Comparison

School Buses vs. Transit Buses:

Ontario School Bus Association Cost and Safety Comparison


Safety of School Buses

The Ontario School Bus Association (OSBA) believes that safety and security are the first priorities of student transportation. According to Transport Canada, the yellow and black school bus is the safest mode of student transportation for children - in terms of construction, driver standards training and passenger safety. The following are a few important points about the safety of school buses:

  • According to Transport Canada, on a per passenger, per kilometer basis, the occupants of school buses are 16 times less likely to be injured in road collisions than the occupants of any other motor vehicle.
  • Children sit in specially designed, high-backed, thickly padded seats, which cushion them in the event of a collision.
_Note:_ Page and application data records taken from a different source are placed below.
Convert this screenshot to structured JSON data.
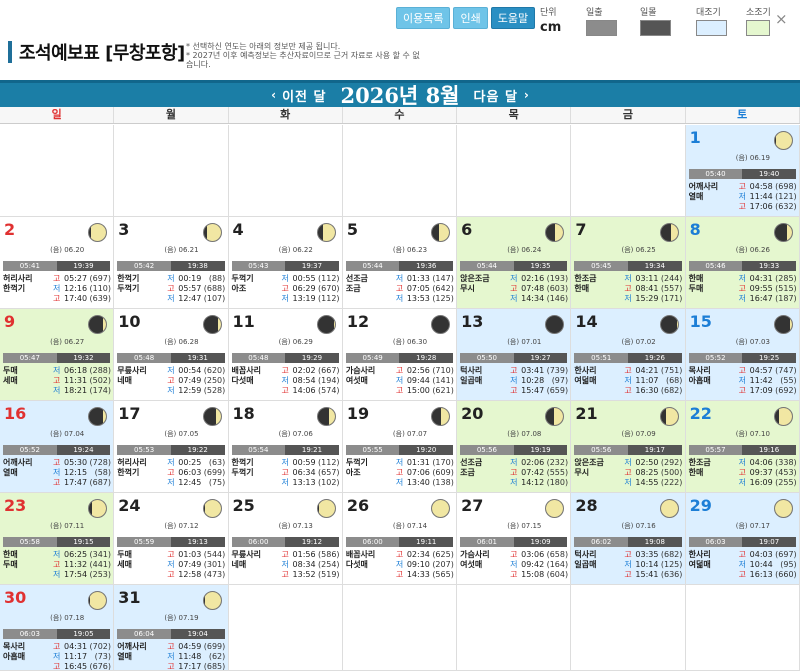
{
  "page": {
    "title": "조석예보표 [무창포항]",
    "notes": [
      "* 선택하신 연도는 아래의 정보만 제공 됩니다.",
      "* 2027년 이후 예측정보는 추산자료이므로 근거 자료로 사용 할 수 없습니다."
    ]
  },
  "toolbar": {
    "buttons": [
      "이용목록",
      "인쇄",
      "도움말"
    ],
    "unit_label": "단위",
    "unit_value": "cm",
    "legend": [
      {
        "label": "일출",
        "color": "#8c8c8c"
      },
      {
        "label": "일몰",
        "color": "#555555"
      },
      {
        "label": "대조기",
        "color": "#dcefff"
      },
      {
        "label": "소조기",
        "color": "#e5f7cf"
      }
    ],
    "close": "×"
  },
  "nav": {
    "prev": "이전 달",
    "next": "다음 달",
    "month": "2026년 8월"
  },
  "weekdays": [
    "일",
    "월",
    "화",
    "수",
    "목",
    "금",
    "토"
  ],
  "colors": {
    "sunday": "#e03131",
    "saturday": "#1c7ed6",
    "header_bar": "#1b7ea6",
    "spring_tide": "#dcefff",
    "neap_tide": "#e5f7cf"
  },
  "days": [
    {
      "d": "1",
      "lunar": "(음) 06.19",
      "sr": "05:40",
      "ss": "19:40",
      "bg": "b",
      "moon": 0.93,
      "mn": [
        "어깨사리",
        "열매"
      ],
      "t": [
        [
          "고",
          "04:58",
          "(698)"
        ],
        [
          "저",
          "11:44",
          "(121)"
        ],
        [
          "고",
          "17:06",
          "(632)"
        ]
      ]
    },
    {
      "d": "2",
      "lunar": "(음) 06.20",
      "sr": "05:41",
      "ss": "19:39",
      "bg": "w",
      "moon": 0.87,
      "mn": [
        "허리사리",
        "한꺽기"
      ],
      "t": [
        [
          "고",
          "05:27",
          "(697)"
        ],
        [
          "저",
          "12:16",
          "(110)"
        ],
        [
          "고",
          "17:40",
          "(639)"
        ]
      ]
    },
    {
      "d": "3",
      "lunar": "(음) 06.21",
      "sr": "05:42",
      "ss": "19:38",
      "bg": "w",
      "moon": 0.8,
      "mn": [
        "한꺽기",
        "두꺽기"
      ],
      "t": [
        [
          "저",
          "00:19",
          "(88)"
        ],
        [
          "고",
          "05:57",
          "(688)"
        ],
        [
          "저",
          "12:47",
          "(107)"
        ]
      ]
    },
    {
      "d": "4",
      "lunar": "(음) 06.22",
      "sr": "05:43",
      "ss": "19:37",
      "bg": "w",
      "moon": 0.7,
      "mn": [
        "두꺽기",
        "아조"
      ],
      "t": [
        [
          "저",
          "00:55",
          "(112)"
        ],
        [
          "고",
          "06:29",
          "(670)"
        ],
        [
          "저",
          "13:19",
          "(112)"
        ]
      ]
    },
    {
      "d": "5",
      "lunar": "(음) 06.23",
      "sr": "05:44",
      "ss": "19:36",
      "bg": "w",
      "moon": 0.6,
      "mn": [
        "선조금",
        "조금"
      ],
      "t": [
        [
          "저",
          "01:33",
          "(147)"
        ],
        [
          "고",
          "07:05",
          "(642)"
        ],
        [
          "저",
          "13:53",
          "(125)"
        ]
      ]
    },
    {
      "d": "6",
      "lunar": "(음) 06.24",
      "sr": "05:44",
      "ss": "19:35",
      "bg": "g",
      "moon": 0.5,
      "mn": [
        "앉은조금",
        "무시"
      ],
      "t": [
        [
          "저",
          "02:16",
          "(193)"
        ],
        [
          "고",
          "07:48",
          "(603)"
        ],
        [
          "저",
          "14:34",
          "(146)"
        ]
      ]
    },
    {
      "d": "7",
      "lunar": "(음) 06.25",
      "sr": "05:45",
      "ss": "19:34",
      "bg": "g",
      "moon": 0.4,
      "mn": [
        "한조금",
        "한매"
      ],
      "t": [
        [
          "저",
          "03:11",
          "(244)"
        ],
        [
          "고",
          "08:41",
          "(557)"
        ],
        [
          "저",
          "15:29",
          "(171)"
        ]
      ]
    },
    {
      "d": "8",
      "lunar": "(음) 06.26",
      "sr": "05:46",
      "ss": "19:33",
      "bg": "g",
      "moon": 0.3,
      "mn": [
        "한매",
        "두매"
      ],
      "t": [
        [
          "저",
          "04:31",
          "(285)"
        ],
        [
          "고",
          "09:55",
          "(515)"
        ],
        [
          "저",
          "16:47",
          "(187)"
        ]
      ]
    },
    {
      "d": "9",
      "lunar": "(음) 06.27",
      "sr": "05:47",
      "ss": "19:32",
      "bg": "g",
      "moon": 0.2,
      "mn": [
        "두매",
        "세매"
      ],
      "t": [
        [
          "저",
          "06:18",
          "(288)"
        ],
        [
          "고",
          "11:31",
          "(502)"
        ],
        [
          "저",
          "18:21",
          "(174)"
        ]
      ]
    },
    {
      "d": "10",
      "lunar": "(음) 06.28",
      "sr": "05:48",
      "ss": "19:31",
      "bg": "w",
      "moon": 0.12,
      "mn": [
        "무릎사리",
        "네매"
      ],
      "t": [
        [
          "저",
          "00:54",
          "(620)"
        ],
        [
          "고",
          "07:49",
          "(250)"
        ],
        [
          "저",
          "12:59",
          "(528)"
        ]
      ]
    },
    {
      "d": "11",
      "lunar": "(음) 06.29",
      "sr": "05:48",
      "ss": "19:29",
      "bg": "w",
      "moon": 0.05,
      "mn": [
        "배꼽사리",
        "다섯매"
      ],
      "t": [
        [
          "고",
          "02:02",
          "(667)"
        ],
        [
          "저",
          "08:54",
          "(194)"
        ],
        [
          "고",
          "14:06",
          "(574)"
        ]
      ]
    },
    {
      "d": "12",
      "lunar": "(음) 06.30",
      "sr": "05:49",
      "ss": "19:28",
      "bg": "w",
      "moon": 0.0,
      "mn": [
        "가슴사리",
        "여섯매"
      ],
      "t": [
        [
          "고",
          "02:56",
          "(710)"
        ],
        [
          "저",
          "09:44",
          "(141)"
        ],
        [
          "고",
          "15:00",
          "(621)"
        ]
      ]
    },
    {
      "d": "13",
      "lunar": "(음) 07.01",
      "sr": "05:50",
      "ss": "19:27",
      "bg": "b",
      "moon": 0.0,
      "mn": [
        "턱사리",
        "일곱매"
      ],
      "t": [
        [
          "고",
          "03:41",
          "(739)"
        ],
        [
          "저",
          "10:28",
          "(97)"
        ],
        [
          "고",
          "15:47",
          "(659)"
        ]
      ]
    },
    {
      "d": "14",
      "lunar": "(음) 07.02",
      "sr": "05:51",
      "ss": "19:26",
      "bg": "b",
      "moon": 0.05,
      "mn": [
        "한사리",
        "여덟매"
      ],
      "t": [
        [
          "고",
          "04:21",
          "(751)"
        ],
        [
          "저",
          "11:07",
          "(68)"
        ],
        [
          "고",
          "16:30",
          "(682)"
        ]
      ]
    },
    {
      "d": "15",
      "lunar": "(음) 07.03",
      "sr": "05:52",
      "ss": "19:25",
      "bg": "b",
      "moon": 0.1,
      "mn": [
        "목사리",
        "아홉매"
      ],
      "t": [
        [
          "고",
          "04:57",
          "(747)"
        ],
        [
          "저",
          "11:42",
          "(55)"
        ],
        [
          "고",
          "17:09",
          "(692)"
        ]
      ]
    },
    {
      "d": "16",
      "lunar": "(음) 07.04",
      "sr": "05:52",
      "ss": "19:24",
      "bg": "b",
      "moon": 0.18,
      "mn": [
        "어깨사리",
        "열매"
      ],
      "t": [
        [
          "고",
          "05:30",
          "(728)"
        ],
        [
          "저",
          "12:15",
          "(58)"
        ],
        [
          "고",
          "17:47",
          "(687)"
        ]
      ]
    },
    {
      "d": "17",
      "lunar": "(음) 07.05",
      "sr": "05:53",
      "ss": "19:22",
      "bg": "w",
      "moon": 0.27,
      "mn": [
        "허리사리",
        "한꺽기"
      ],
      "t": [
        [
          "저",
          "00:25",
          "(63)"
        ],
        [
          "고",
          "06:03",
          "(699)"
        ],
        [
          "저",
          "12:45",
          "(75)"
        ]
      ]
    },
    {
      "d": "18",
      "lunar": "(음) 07.06",
      "sr": "05:54",
      "ss": "19:21",
      "bg": "w",
      "moon": 0.37,
      "mn": [
        "한꺽기",
        "두꺽기"
      ],
      "t": [
        [
          "저",
          "00:59",
          "(112)"
        ],
        [
          "고",
          "06:34",
          "(657)"
        ],
        [
          "저",
          "13:13",
          "(102)"
        ]
      ]
    },
    {
      "d": "19",
      "lunar": "(음) 07.07",
      "sr": "05:55",
      "ss": "19:20",
      "bg": "w",
      "moon": 0.47,
      "mn": [
        "두꺽기",
        "아조"
      ],
      "t": [
        [
          "저",
          "01:31",
          "(170)"
        ],
        [
          "고",
          "07:06",
          "(609)"
        ],
        [
          "저",
          "13:40",
          "(138)"
        ]
      ]
    },
    {
      "d": "20",
      "lunar": "(음) 07.08",
      "sr": "05:56",
      "ss": "19:19",
      "bg": "g",
      "moon": 0.57,
      "mn": [
        "선조금",
        "조금"
      ],
      "t": [
        [
          "저",
          "02:06",
          "(232)"
        ],
        [
          "고",
          "07:42",
          "(555)"
        ],
        [
          "저",
          "14:12",
          "(180)"
        ]
      ]
    },
    {
      "d": "21",
      "lunar": "(음) 07.09",
      "sr": "05:56",
      "ss": "19:17",
      "bg": "g",
      "moon": 0.67,
      "mn": [
        "앉은조금",
        "무시"
      ],
      "t": [
        [
          "저",
          "02:50",
          "(292)"
        ],
        [
          "고",
          "08:25",
          "(500)"
        ],
        [
          "저",
          "14:55",
          "(222)"
        ]
      ]
    },
    {
      "d": "22",
      "lunar": "(음) 07.10",
      "sr": "05:57",
      "ss": "19:16",
      "bg": "g",
      "moon": 0.76,
      "mn": [
        "한조금",
        "한매"
      ],
      "t": [
        [
          "저",
          "04:06",
          "(338)"
        ],
        [
          "고",
          "09:37",
          "(453)"
        ],
        [
          "저",
          "16:09",
          "(255)"
        ]
      ]
    },
    {
      "d": "23",
      "lunar": "(음) 07.11",
      "sr": "05:58",
      "ss": "19:15",
      "bg": "g",
      "moon": 0.84,
      "mn": [
        "한매",
        "두매"
      ],
      "t": [
        [
          "저",
          "06:25",
          "(341)"
        ],
        [
          "고",
          "11:32",
          "(441)"
        ],
        [
          "저",
          "17:54",
          "(253)"
        ]
      ]
    },
    {
      "d": "24",
      "lunar": "(음) 07.12",
      "sr": "05:59",
      "ss": "19:13",
      "bg": "w",
      "moon": 0.9,
      "mn": [
        "두매",
        "세매"
      ],
      "t": [
        [
          "고",
          "01:03",
          "(544)"
        ],
        [
          "저",
          "07:49",
          "(301)"
        ],
        [
          "고",
          "12:58",
          "(473)"
        ]
      ]
    },
    {
      "d": "25",
      "lunar": "(음) 07.13",
      "sr": "06:00",
      "ss": "19:12",
      "bg": "w",
      "moon": 0.95,
      "mn": [
        "무릎사리",
        "네매"
      ],
      "t": [
        [
          "고",
          "01:56",
          "(586)"
        ],
        [
          "저",
          "08:34",
          "(254)"
        ],
        [
          "고",
          "13:52",
          "(519)"
        ]
      ]
    },
    {
      "d": "26",
      "lunar": "(음) 07.14",
      "sr": "06:00",
      "ss": "19:11",
      "bg": "w",
      "moon": 0.98,
      "mn": [
        "배꼽사리",
        "다섯매"
      ],
      "t": [
        [
          "고",
          "02:34",
          "(625)"
        ],
        [
          "저",
          "09:10",
          "(207)"
        ],
        [
          "고",
          "14:33",
          "(565)"
        ]
      ]
    },
    {
      "d": "27",
      "lunar": "(음) 07.15",
      "sr": "06:01",
      "ss": "19:09",
      "bg": "w",
      "moon": 1.0,
      "mn": [
        "가슴사리",
        "여섯매"
      ],
      "t": [
        [
          "고",
          "03:06",
          "(658)"
        ],
        [
          "저",
          "09:42",
          "(164)"
        ],
        [
          "고",
          "15:08",
          "(604)"
        ]
      ]
    },
    {
      "d": "28",
      "lunar": "(음) 07.16",
      "sr": "06:02",
      "ss": "19:08",
      "bg": "b",
      "moon": 1.0,
      "mn": [
        "턱사리",
        "일곱매"
      ],
      "t": [
        [
          "고",
          "03:35",
          "(682)"
        ],
        [
          "저",
          "10:14",
          "(125)"
        ],
        [
          "고",
          "15:41",
          "(636)"
        ]
      ]
    },
    {
      "d": "29",
      "lunar": "(음) 07.17",
      "sr": "06:03",
      "ss": "19:07",
      "bg": "b",
      "moon": 0.98,
      "mn": [
        "한사리",
        "여덟매"
      ],
      "t": [
        [
          "고",
          "04:03",
          "(697)"
        ],
        [
          "저",
          "10:44",
          "(95)"
        ],
        [
          "고",
          "16:13",
          "(660)"
        ]
      ]
    },
    {
      "d": "30",
      "lunar": "(음) 07.18",
      "sr": "06:03",
      "ss": "19:05",
      "bg": "b",
      "moon": 0.95,
      "mn": [
        "목사리",
        "아홉매"
      ],
      "t": [
        [
          "고",
          "04:31",
          "(702)"
        ],
        [
          "저",
          "11:17",
          "(73)"
        ],
        [
          "고",
          "16:45",
          "(676)"
        ]
      ]
    },
    {
      "d": "31",
      "lunar": "(음) 07.19",
      "sr": "06:04",
      "ss": "19:04",
      "bg": "b",
      "moon": 0.9,
      "mn": [
        "어깨사리",
        "열매"
      ],
      "t": [
        [
          "고",
          "04:59",
          "(699)"
        ],
        [
          "저",
          "11:48",
          "(62)"
        ],
        [
          "고",
          "17:17",
          "(685)"
        ]
      ]
    }
  ]
}
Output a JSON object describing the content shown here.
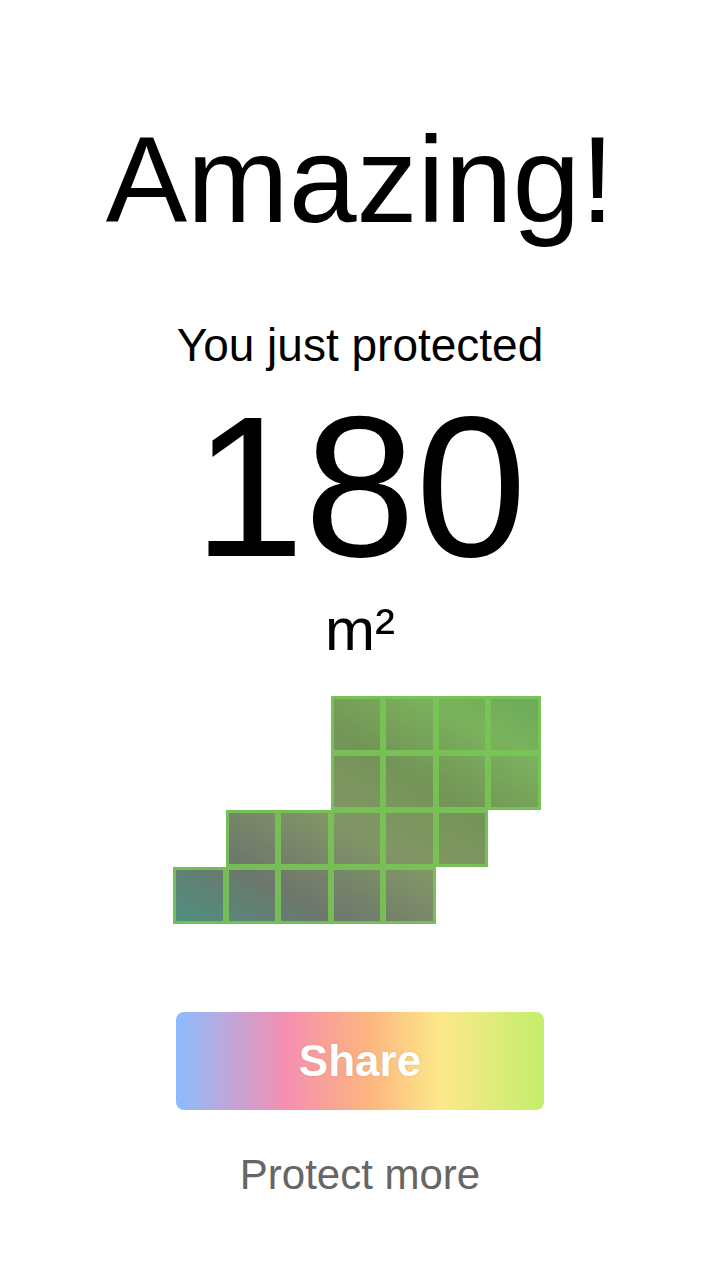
{
  "headline": "Amazing!",
  "subtitle": "You just protected",
  "amount": "180",
  "unit": "m²",
  "area_grid": {
    "rows": [
      [
        false,
        false,
        false,
        true,
        true,
        true,
        true
      ],
      [
        false,
        false,
        false,
        true,
        true,
        true,
        true
      ],
      [
        false,
        true,
        true,
        true,
        true,
        true,
        false
      ],
      [
        true,
        true,
        true,
        true,
        true,
        false,
        false
      ]
    ]
  },
  "share_button": {
    "label": "Share"
  },
  "protect_more_link": {
    "label": "Protect more"
  }
}
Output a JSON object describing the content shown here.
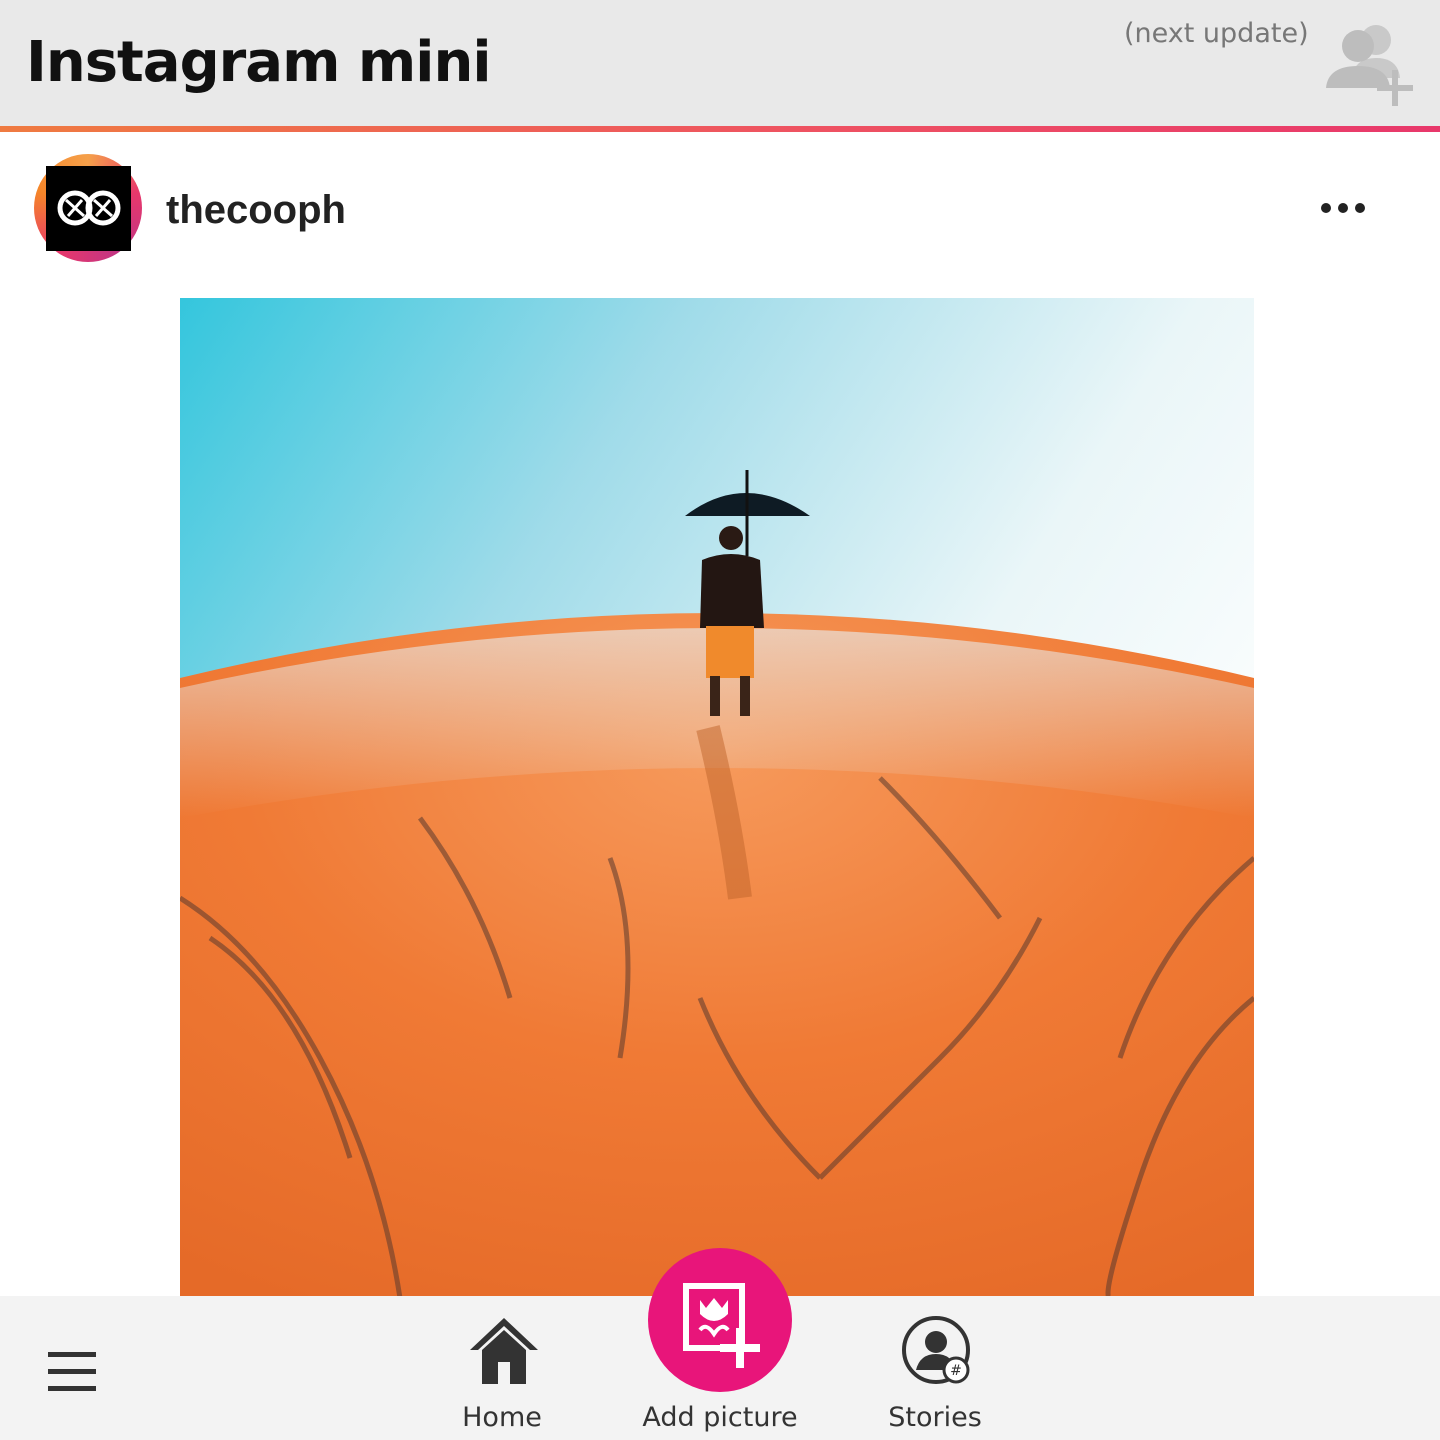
{
  "header": {
    "app_title": "Instagram mini",
    "next_update_label": "(next update)",
    "add_friend_icon": "add-user-icon"
  },
  "post": {
    "username": "thecooph",
    "avatar_icon": "aperture-logo",
    "more_icon": "more-horizontal-icon",
    "photo_description_icon": "photo"
  },
  "bottom_nav": {
    "menu_icon": "hamburger-icon",
    "items": [
      {
        "label": "Home",
        "icon": "home-icon"
      },
      {
        "label": "Add picture",
        "icon": "add-picture-icon"
      },
      {
        "label": "Stories",
        "icon": "stories-icon"
      }
    ]
  },
  "colors": {
    "accent_start": "#ef7b41",
    "accent_end": "#e8386b",
    "fab": "#e8157a",
    "title_bar": "#e9e9e9",
    "bottom_bar": "#f3f3f3"
  }
}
These are not required safety features for municipal transit vehicles.
  • Red flashing lights and a stop arm halt traffic in both directions when children are boarding or leaving a school bus. These safety features are also not required on municipal transit vehicles.
  • Construction and equipment standards for school buses are controlled by more federal and provincial government regulations than any other vehicle on the road. School buses must meet stringent standard for such features as structural integrity, crash protection, fire retardancy and emergency equipment.
  • School bus drivers receive 20 to 40 hours of specialized training, including written exams and road tests. They must also complete ongoing certified driver improvement courses and take periodic re-examinations. Driving records and criminal records are screened and regular medical exams are required.
  • Drivers are subject to exacting laws controlling fatigue such as, how many consecutive hours they are allowed to work, how long their breaks must be, etc. Municipal drivers are not subject to these laws.
  • While traveling on municipal transit buses, children may have to stand and, as a result, could be jostled in crowded aisles or even fall at a sudden stop. They are also exposed to strangers while unsupervised. On school buses, drivers know the passengers and supervise them; no standing is allowed on the bus and children are safe from potential harassment or crime as they ride only with their peers.
  • School bus routes are planned around the location of children's homes and schools. Drivers are responsible for making sure that each student is picked up and dropped off at a designated location.


Cost Effectiveness of Private Student Transportation

The Ontario School Bus Association (OSBA) is concerned about a growing shift from transporting students by private school buses to municipal transit vehicles. Municipal transit may appear to offer cost advantages when in fact, the high degree of financial subsidization of public transportation by the Ontario Ministry of Transportation and municipal governments masks the fact that the actual costs to Ontario taxpayers are higher when transit buses are dedicated to school transportation.

In April 1992, Ernst & Young completed a report for the OSBA entitled "Cost Comparison of Student Transportation Via School Bus Operators and Municipal Transit Systems." The report revealed the following facts:

  • Municipal transit buses cost up to 65 per cent more to operate than school buses, in terms of fuel, maintenance and insurance.
  • After factoring in the Ontario Ministry of Transportation grant -- a hidden provincial subsidy of 33 percent -- municipal buses still cost 32 per cent more to operate than school buses.
  • Ministry of Transportation grants make buying a new municipal buses appear equal to buying new school buses. In fact, the cost of municipal buses is several times higher: $50,000 for a school bus compared to an average of $250,000 for a transit bus.
  • Many municipal transit authorities add extra buses at peak times to accommodate or create dedicated school runs.
  • In municipalities, each dedicated school run requires an additional bus added to the fleet and potentially, the wages and benefits of ad additional driver. In some cases, employees must be paid a minimum number of hours per week regardless of the time actually worked.
  • Rather than reallocating money by diverting students to municipal transit, municipalities and province could realize actual savings by using school buses and eliminating special municipal runs for students.

The OSBA supports fiscal responsibility. It believes that budgetary decisions must be based upon complete, accurate information and it advocates the use of full cost accounting when deciding transportation services for students.

The Association also supports the findings of the Ministry of Transportation's Community Transportation Review which recommends that:

  1. The safety of students should take precedence when deciding upon transportation options (i.e. elementary students using school buses versus public transportation) and local communities should determine age guidelines.
  2. Full-cost accounting should be used when comparing transportation costs, including all capital and operating subsidies from public funds.